You know the story they told you in Kindergarten about the First Thanksgiving?The Pilgrims were thankful they survived their first year in America so they threw a big party. They invited as their guest of honor a helpful Native American named Squanto. He taught them how to grow their crops and they all lived happily ever after. Aside from this, I’m guessing you don’t know squat about Squanto.
This story isn’t a complete a bunch of hooey, but there’s a whole lot they left out.
The Real Story
Squanto was a real person, but that wasn’t his real name. His name was Tisquantum and he was a member of the Pawtuxet tribe that lived in the area for 10,000 years before the white folks arrived.
Typical American white people, the Pilgrims couldn’t pronounce his name correctly and called him Squanto instead. He was a hero for helping them survive the winter, but he was a far more complex and shady guy than they led us to believe in Kindergarten.
Twice in one day it happened. Two unrelated situations where I should have stopped, but that little voice said “Go!” So I went. And both times good things came to me. Yeah, they were minor things, but each time I followed the voice I was rewarded. If you listen to your smarter inner voice, you’ll be rewarded too.
The First Time
I’d had a great visit with a friend who lives on a gated street. The next day I realized I’d left my reading glasses on a bench in his front yard. I was headed to a rehearsal where I really needed those glasses. But he wasn’t answering his phone and that gate wouldn’t open itself for me.

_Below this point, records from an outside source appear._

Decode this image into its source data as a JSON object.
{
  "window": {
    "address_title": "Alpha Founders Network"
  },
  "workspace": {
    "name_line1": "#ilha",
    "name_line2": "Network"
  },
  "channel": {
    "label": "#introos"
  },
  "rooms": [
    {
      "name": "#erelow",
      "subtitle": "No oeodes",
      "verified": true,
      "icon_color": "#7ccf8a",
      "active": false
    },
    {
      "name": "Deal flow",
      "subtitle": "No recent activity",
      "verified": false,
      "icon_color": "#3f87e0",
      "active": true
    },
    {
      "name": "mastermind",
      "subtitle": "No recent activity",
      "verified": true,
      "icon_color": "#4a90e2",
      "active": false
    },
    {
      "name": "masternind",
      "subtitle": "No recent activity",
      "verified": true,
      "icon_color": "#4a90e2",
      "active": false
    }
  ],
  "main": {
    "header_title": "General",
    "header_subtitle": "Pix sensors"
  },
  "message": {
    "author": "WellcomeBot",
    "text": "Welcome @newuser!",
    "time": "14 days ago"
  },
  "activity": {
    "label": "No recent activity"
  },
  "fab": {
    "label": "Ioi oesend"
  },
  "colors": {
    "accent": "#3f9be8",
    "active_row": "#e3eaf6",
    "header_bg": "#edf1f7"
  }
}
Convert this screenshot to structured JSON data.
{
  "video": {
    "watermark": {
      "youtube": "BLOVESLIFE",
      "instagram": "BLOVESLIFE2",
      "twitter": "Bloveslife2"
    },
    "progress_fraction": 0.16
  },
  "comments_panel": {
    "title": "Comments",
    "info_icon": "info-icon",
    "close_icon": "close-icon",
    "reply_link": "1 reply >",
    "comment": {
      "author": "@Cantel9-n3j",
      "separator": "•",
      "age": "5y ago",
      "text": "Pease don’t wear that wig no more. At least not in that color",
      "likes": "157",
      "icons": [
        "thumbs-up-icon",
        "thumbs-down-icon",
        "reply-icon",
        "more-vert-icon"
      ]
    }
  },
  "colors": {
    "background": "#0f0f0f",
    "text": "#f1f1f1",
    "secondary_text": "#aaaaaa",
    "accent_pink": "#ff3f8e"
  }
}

Common sense said forget it, get by without the specs. We’ll deal. But my smarter inner voice piped up and said “Go Anyway.” I did and damned if that gate wasn’t wide open. I hesitated, surprised by my luck, and as it started to close I punched it and drove through.
The Second Time
Later that night my wife and I went to see Arrival at a theater with those new recliner seats. But once in line at the box office we saw the bad news on the sign. The 7:05 show was sold out. My wife started searching for another movie.
I was second in line and about to step out when the voice piped up again and said, “Stay And Ask.” I did, and the cashier found two seats together for us. We slipped in, claimed our seats and reclined.
It’s over. The longest and nastiest presidential election in American history. We’ve all been in a state of anxiety caused by our unhealthy obsession with Trump vs Clinton. But now you know who your next president will be, which party will control the Senate, and that it’s legal to smoke pot in California. So it’s time for you to stop obsessing over politics and develop a Magnificent Obsession.
What is a Magnificent Obsession?
Google the phrase Magnificent Obsession and you’ll find a bunch of Jesus quotes, a book by Lloyd C. Douglas, a cheesy film made from the book, and some nonsense about waking up everyday at 5 in the morning spouting affirmations.
That’s all great, but I’m not talking about any of that.
I’m talking about an extreme focus on something that’s important to you. Something you’re passionate about that you want to manifest in the world. It’s that thing inside you that wants to leap out and change your life and the world.
You may be afraid or embarrassed to commit to it. But it’s what your deepest, darkest desires say you were put on this earth to do.
All Hail the Chicago Cubs. After more than a century of futility and broken dreams, Cubs fans are dancing on Waveland Avenue. Their team finally overcame the curse of the Billy Goat and Steve Bartman to win their first World Series title in 108 years.
Last night’s Game 7 was a nail biter for Chicago fans. The Cubs blew a 3-run lead late in the game. Closer Aroldis Chapman made a mistake, throwing low and inside, right into Rajai Davis’ wheelhouse. Davis hit it out of the park, sending the game to extra innings and Chapman to the bench.
Fortunately for him, the Cubs rallied in the 10th, and from the dugout Chapman watched his teammates pull out the game and win the series.
The same thing happened in the 1957 World Series. In the 9th inning of Game 4, Hall of Fame Braves pitcher Warren Spahn was trying not to blow a 3-run lead. With two men on and two outs, Yankee slugger Elston Howard stepped to the plate. Braves manager Fred Haney came out to the mound to give Spahn this helpful advice: Continue reading The Reverse Of An Idea Almost Lost the Series→